(Beginning of MATERIALS PROVIDED)

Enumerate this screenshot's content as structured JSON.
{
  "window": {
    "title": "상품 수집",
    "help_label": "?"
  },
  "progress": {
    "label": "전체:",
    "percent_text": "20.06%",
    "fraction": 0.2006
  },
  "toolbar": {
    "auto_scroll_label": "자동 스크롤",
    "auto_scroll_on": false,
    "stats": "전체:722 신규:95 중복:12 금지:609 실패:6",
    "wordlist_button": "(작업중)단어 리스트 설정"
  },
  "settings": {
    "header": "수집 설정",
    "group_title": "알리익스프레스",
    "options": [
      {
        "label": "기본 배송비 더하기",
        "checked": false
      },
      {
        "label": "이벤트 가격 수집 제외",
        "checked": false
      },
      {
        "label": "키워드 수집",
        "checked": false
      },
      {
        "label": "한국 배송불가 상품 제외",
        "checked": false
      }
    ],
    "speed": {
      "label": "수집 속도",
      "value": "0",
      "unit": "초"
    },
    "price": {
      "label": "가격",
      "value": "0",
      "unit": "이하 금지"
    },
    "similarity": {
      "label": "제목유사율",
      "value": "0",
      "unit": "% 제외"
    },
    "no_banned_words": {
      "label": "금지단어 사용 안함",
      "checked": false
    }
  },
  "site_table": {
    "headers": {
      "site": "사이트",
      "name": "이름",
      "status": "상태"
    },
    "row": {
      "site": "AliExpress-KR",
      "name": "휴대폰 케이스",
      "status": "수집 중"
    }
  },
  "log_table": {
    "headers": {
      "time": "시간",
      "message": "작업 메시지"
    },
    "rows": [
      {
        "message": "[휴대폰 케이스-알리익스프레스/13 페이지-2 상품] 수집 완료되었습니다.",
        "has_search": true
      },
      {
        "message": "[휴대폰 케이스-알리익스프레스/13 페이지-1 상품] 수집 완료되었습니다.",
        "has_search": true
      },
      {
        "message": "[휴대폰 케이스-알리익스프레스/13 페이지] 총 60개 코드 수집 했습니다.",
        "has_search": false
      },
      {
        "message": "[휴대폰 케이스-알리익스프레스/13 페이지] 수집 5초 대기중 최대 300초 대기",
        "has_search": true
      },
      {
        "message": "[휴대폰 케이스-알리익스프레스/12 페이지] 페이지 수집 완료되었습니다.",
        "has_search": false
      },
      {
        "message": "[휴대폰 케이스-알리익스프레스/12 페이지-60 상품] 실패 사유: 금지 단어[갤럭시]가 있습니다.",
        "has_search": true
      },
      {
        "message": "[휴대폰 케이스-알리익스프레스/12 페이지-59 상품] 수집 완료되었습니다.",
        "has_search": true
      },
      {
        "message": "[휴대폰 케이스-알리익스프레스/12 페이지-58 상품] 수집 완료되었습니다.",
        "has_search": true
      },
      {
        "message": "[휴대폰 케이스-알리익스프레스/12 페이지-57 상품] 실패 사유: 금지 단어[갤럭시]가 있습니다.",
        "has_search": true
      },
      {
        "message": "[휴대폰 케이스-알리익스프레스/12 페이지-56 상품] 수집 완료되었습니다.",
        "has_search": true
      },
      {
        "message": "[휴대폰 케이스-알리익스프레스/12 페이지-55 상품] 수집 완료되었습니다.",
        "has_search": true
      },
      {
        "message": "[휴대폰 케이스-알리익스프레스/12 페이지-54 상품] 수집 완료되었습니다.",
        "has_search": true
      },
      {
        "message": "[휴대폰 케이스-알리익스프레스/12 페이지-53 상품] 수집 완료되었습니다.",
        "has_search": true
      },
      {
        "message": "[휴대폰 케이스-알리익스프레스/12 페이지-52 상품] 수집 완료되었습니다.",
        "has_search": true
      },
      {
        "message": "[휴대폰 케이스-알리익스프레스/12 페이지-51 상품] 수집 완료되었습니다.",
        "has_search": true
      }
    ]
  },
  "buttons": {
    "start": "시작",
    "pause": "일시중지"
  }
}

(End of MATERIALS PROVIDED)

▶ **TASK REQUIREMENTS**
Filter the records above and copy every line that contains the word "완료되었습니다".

▶ **ANSWER SPACE**
        "message": "[휴대폰 케이스-알리익스프레스/13 페이지-2 상품] 수집 완료되었습니다.",
        "message": "[휴대폰 케이스-알리익스프레스/13 페이지-1 상품] 수집 완료되었습니다.",
        "message": "[휴대폰 케이스-알리익스프레스/12 페이지] 페이지 수집 완료되었습니다.",
        "message": "[휴대폰 케이스-알리익스프레스/12 페이지-59 상품] 수집 완료되었습니다.",
        "message": "[휴대폰 케이스-알리익스프레스/12 페이지-58 상품] 수집 완료되었습니다.",
        "message": "[휴대폰 케이스-알리익스프레스/12 페이지-56 상품] 수집 완료되었습니다.",
        "message": "[휴대폰 케이스-알리익스프레스/12 페이지-55 상품] 수집 완료되었습니다.",
        "message": "[휴대폰 케이스-알리익스프레스/12 페이지-54 상품] 수집 완료되었습니다.",
        "message": "[휴대폰 케이스-알리익스프레스/12 페이지-53 상품] 수집 완료되었습니다.",
        "message": "[휴대폰 케이스-알리익스프레스/12 페이지-52 상품] 수집 완료되었습니다.",
        "message": "[휴대폰 케이스-알리익스프레스/12 페이지-51 상품] 수집 완료되었습니다.",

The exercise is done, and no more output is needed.